The next breakthrough in the technique of printing large-format ads came in the 1790s after the German actor and playwright Alois Senefelder invented lithography. The new printing method made posters cheaper. In contrast to the laborious engraving used earlier, artists could create a layout directly on a stone plate with their brushes and paints, from which they later made prints. In 1837, lithography gained full colour. This was achieved by using several plates with different colours.

By the end of the 19th century, colour lithographic printing technology had spread throughout Europe.
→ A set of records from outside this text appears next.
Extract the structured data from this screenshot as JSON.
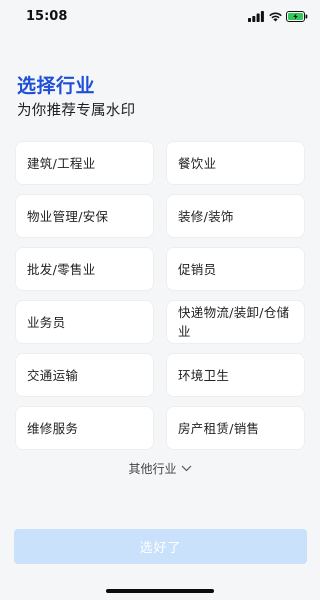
{
  "status": {
    "time": "15:08",
    "signal_icon": "signal-bars-icon",
    "wifi_icon": "wifi-icon",
    "battery_icon": "battery-charging-icon",
    "battery_color": "#34c759"
  },
  "header": {
    "title": "选择行业",
    "subtitle": "为你推荐专属水印",
    "title_color": "#1f4fd6"
  },
  "industries": [
    "建筑/工程业",
    "餐饮业",
    "物业管理/安保",
    "装修/装饰",
    "批发/零售业",
    "促销员",
    "业务员",
    "快递物流/装卸/仓储业",
    "交通运输",
    "环境卫生",
    "维修服务",
    "房产租赁/销售"
  ],
  "more": {
    "label": "其他行业",
    "icon": "chevron-down-icon"
  },
  "confirm": {
    "label": "选好了",
    "color": "#c9e1fb"
  }
}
The father of modern poster is Jules Chéret, a French artist and master of lithography. After training in London, he made the posters even brighter, even more contrast, and soon all famous cabarets, theatres and music halls became his customers. Chéret’s images of uninhibited and free women attracted the public. Young artists soon entered the poster industry, transforming ordinary ads into works of art not only fun to look at but also fun to collect.

The printing technique improved as chromolithography appeared, and the design principles were revised. Artists began to pay more attention to the fonts, which sometimes served as the main design element of a poster. With the advent of cinema, advertisements in this direction have become a separate type of poster art. Social cataclysms brought the propaganda poster to the fore, which became a powerful weapon of mass propaganda.

By the mid-1960s, interest in posters rose again, they described it as an intermediate between mutative fashion and mass hysteria. Postermania has made print ads a symbol of self-expression. Placards and posters began to be widely used for interior decoration. The demand caused the supply. Beautiful interior posters were created for a wide variety of consumer audiences: comics lovers, fans of sports teams, movie fans, music lovers, collectors, adherents of classical art. Gradually, the creation of a poster ceased to be a task for artists and moved into the sphere of interests of industrial design.

Famous poster artists:
Henri de Toulouse-Lautrec, Jules Chéret, Eugène Grasset, Théophile Steinlen, Adolphe Willette, Pierre Bonnard, Alfred Choubrac, Georges de Feure, Alphonse Mucha, Alexander Deineka, John Hartfield, Pablo Picasso, Vladimir Mayakovsky, Dmitry Orlov, Victor Denis, Alexandr Rodchenko, Gustav Klutsis, Viktor Koretsky.

Famous posters:
Poster for Offenbach’s operetta Orpheus in Hell by Jules Chéret, 1858
“La Belle Jardiniere” (“Beautiful Garden”) calendar by Eugène Grasset, 1896
The poster for the Gismonda play with Sarah Bernhardt by Alphonse Mucha, 1894
Le Chat Noir Cabaret by Théophile-Alexander Steinlen, 1896
The Motherland Calls!” by Irakli Toidze, 1941
Rosie the Riveter” by Norman Rockwell, 1943
“We Can Do It!” by J. Howard Miller, 1943